#### [Information]
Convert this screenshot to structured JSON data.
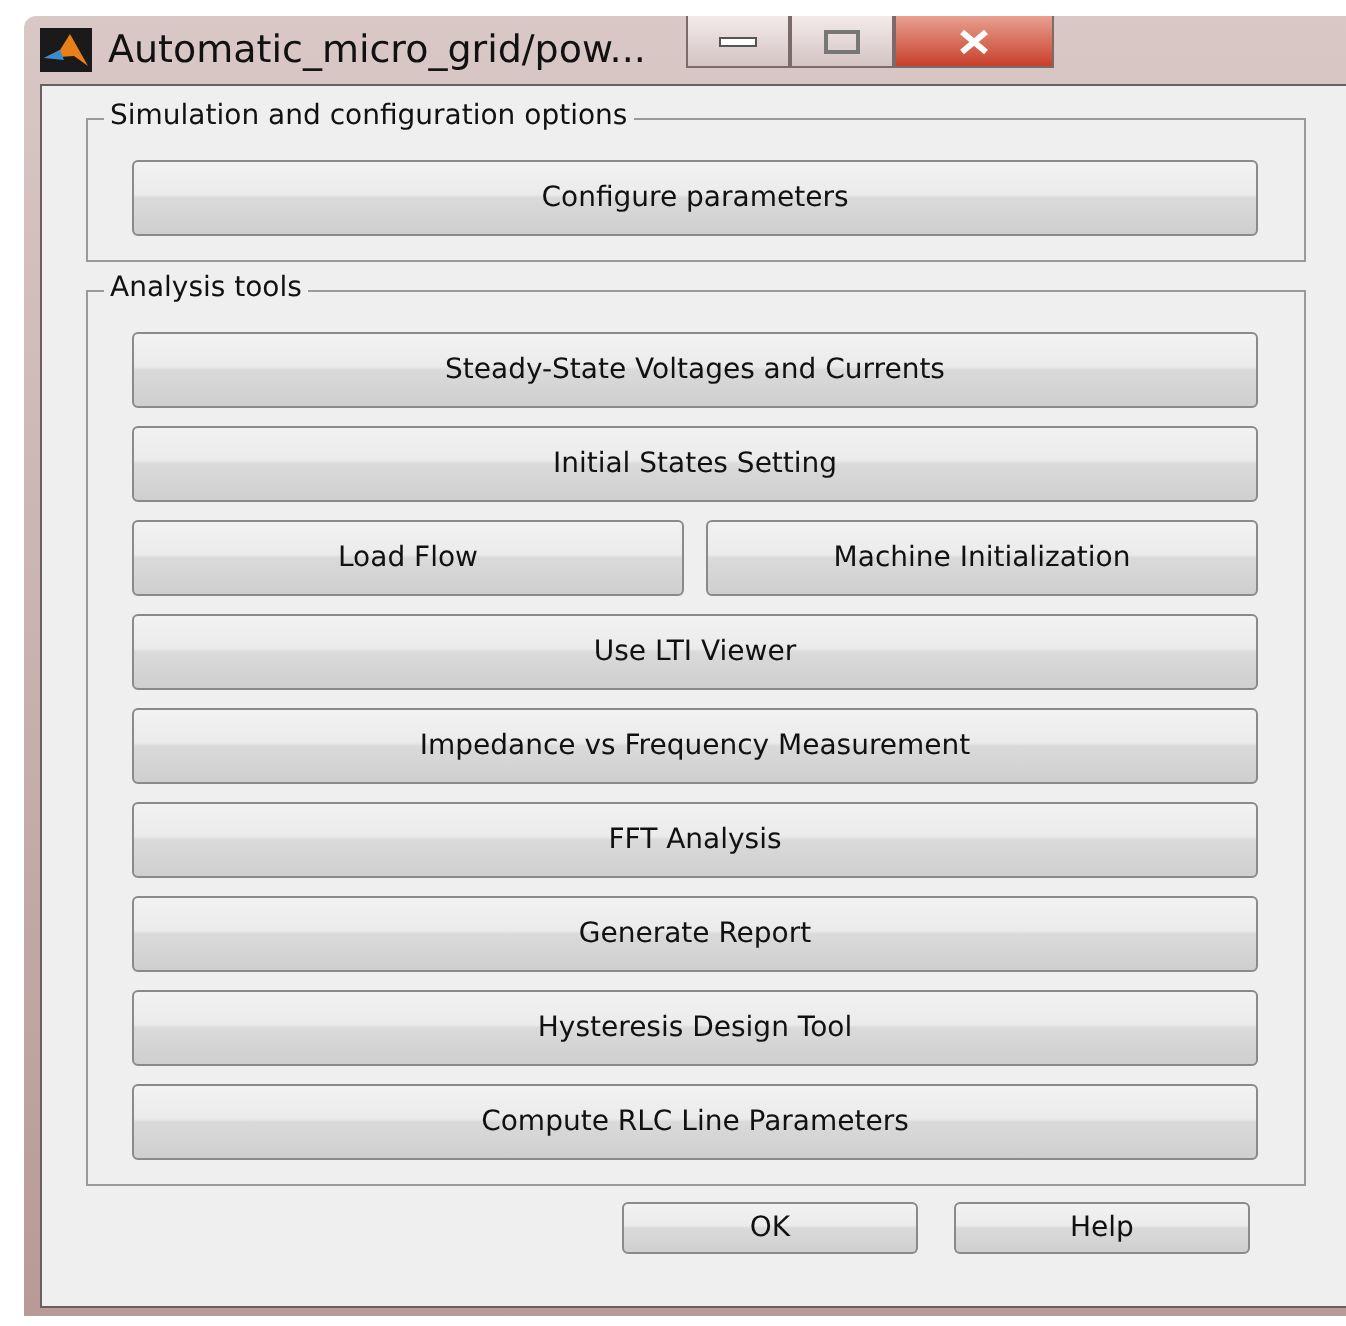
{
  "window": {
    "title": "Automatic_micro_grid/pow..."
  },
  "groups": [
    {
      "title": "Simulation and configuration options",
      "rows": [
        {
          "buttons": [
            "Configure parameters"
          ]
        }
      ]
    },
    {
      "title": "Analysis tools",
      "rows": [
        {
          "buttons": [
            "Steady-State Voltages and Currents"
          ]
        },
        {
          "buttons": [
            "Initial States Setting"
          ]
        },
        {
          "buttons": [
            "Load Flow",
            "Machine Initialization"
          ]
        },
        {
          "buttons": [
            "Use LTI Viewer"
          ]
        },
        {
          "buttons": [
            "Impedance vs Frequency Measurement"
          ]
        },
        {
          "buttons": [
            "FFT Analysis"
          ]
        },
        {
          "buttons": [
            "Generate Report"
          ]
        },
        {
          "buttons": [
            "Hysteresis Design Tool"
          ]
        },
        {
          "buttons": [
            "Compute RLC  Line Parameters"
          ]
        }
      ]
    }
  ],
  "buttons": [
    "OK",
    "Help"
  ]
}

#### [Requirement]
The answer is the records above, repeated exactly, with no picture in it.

#### [Solution below]
Convert this screenshot to structured JSON data.
{
  "window": {
    "title": "Automatic_micro_grid/pow..."
  },
  "groups": [
    {
      "title": "Simulation and configuration options",
      "rows": [
        {
          "buttons": [
            "Configure parameters"
          ]
        }
      ]
    },
    {
      "title": "Analysis tools",
      "rows": [
        {
          "buttons": [
            "Steady-State Voltages and Currents"
          ]
        },
        {
          "buttons": [
            "Initial States Setting"
          ]
        },
        {
          "buttons": [
            "Load Flow",
            "Machine Initialization"
          ]
        },
        {
          "buttons": [
            "Use LTI Viewer"
          ]
        },
        {
          "buttons": [
            "Impedance vs Frequency Measurement"
          ]
        },
        {
          "buttons": [
            "FFT Analysis"
          ]
        },
        {
          "buttons": [
            "Generate Report"
          ]
        },
        {
          "buttons": [
            "Hysteresis Design Tool"
          ]
        },
        {
          "buttons": [
            "Compute RLC  Line Parameters"
          ]
        }
      ]
    }
  ],
  "buttons": [
    "OK",
    "Help"
  ]
}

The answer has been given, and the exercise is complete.